(Records provided):
------------------------------------------------
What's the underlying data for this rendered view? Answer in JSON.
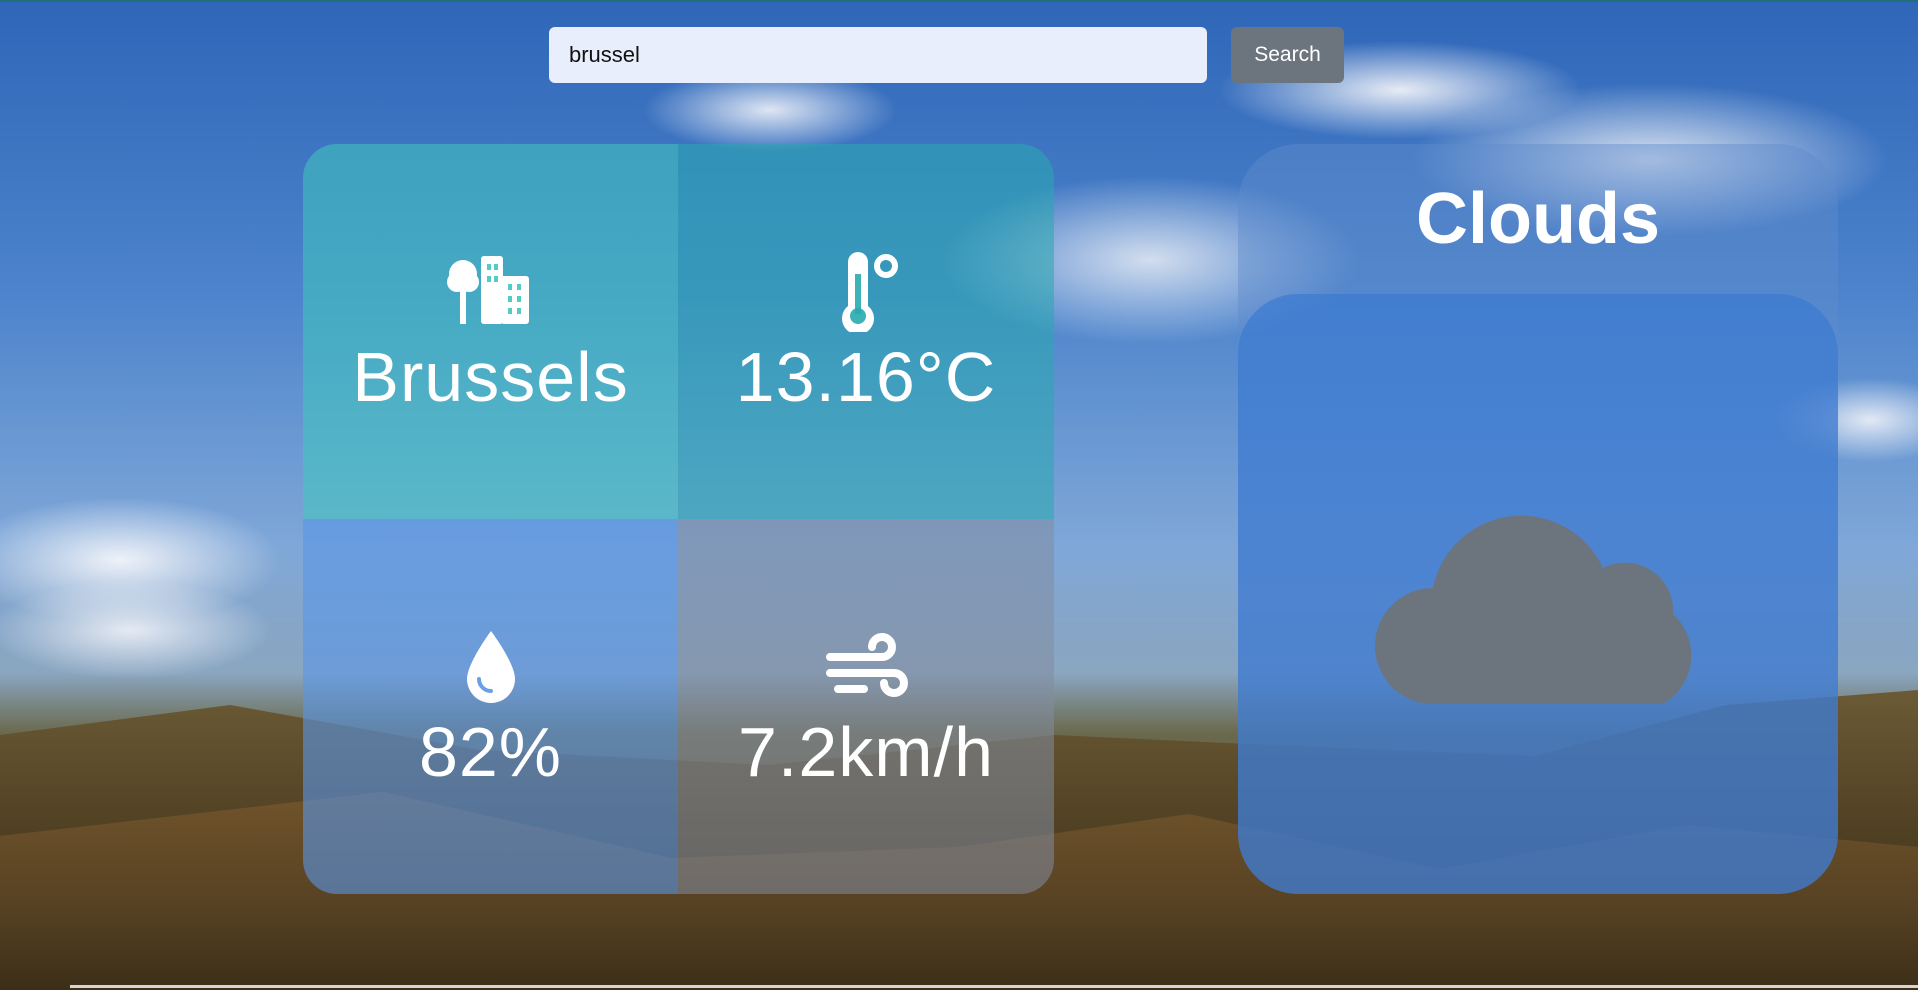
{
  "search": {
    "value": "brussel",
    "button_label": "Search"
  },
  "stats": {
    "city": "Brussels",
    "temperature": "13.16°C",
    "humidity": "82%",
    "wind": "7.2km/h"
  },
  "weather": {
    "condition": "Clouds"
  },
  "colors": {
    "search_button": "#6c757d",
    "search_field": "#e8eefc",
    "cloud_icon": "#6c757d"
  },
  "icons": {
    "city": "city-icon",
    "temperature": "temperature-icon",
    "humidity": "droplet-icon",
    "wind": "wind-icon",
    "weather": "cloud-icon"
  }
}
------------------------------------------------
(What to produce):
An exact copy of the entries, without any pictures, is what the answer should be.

(Response box):
What's the underlying data for this rendered view? Answer in JSON.
{
  "search": {
    "value": "brussel",
    "button_label": "Search"
  },
  "stats": {
    "city": "Brussels",
    "temperature": "13.16°C",
    "humidity": "82%",
    "wind": "7.2km/h"
  },
  "weather": {
    "condition": "Clouds"
  },
  "colors": {
    "search_button": "#6c757d",
    "search_field": "#e8eefc",
    "cloud_icon": "#6c757d"
  },
  "icons": {
    "city": "city-icon",
    "temperature": "temperature-icon",
    "humidity": "droplet-icon",
    "wind": "wind-icon",
    "weather": "cloud-icon"
  }
}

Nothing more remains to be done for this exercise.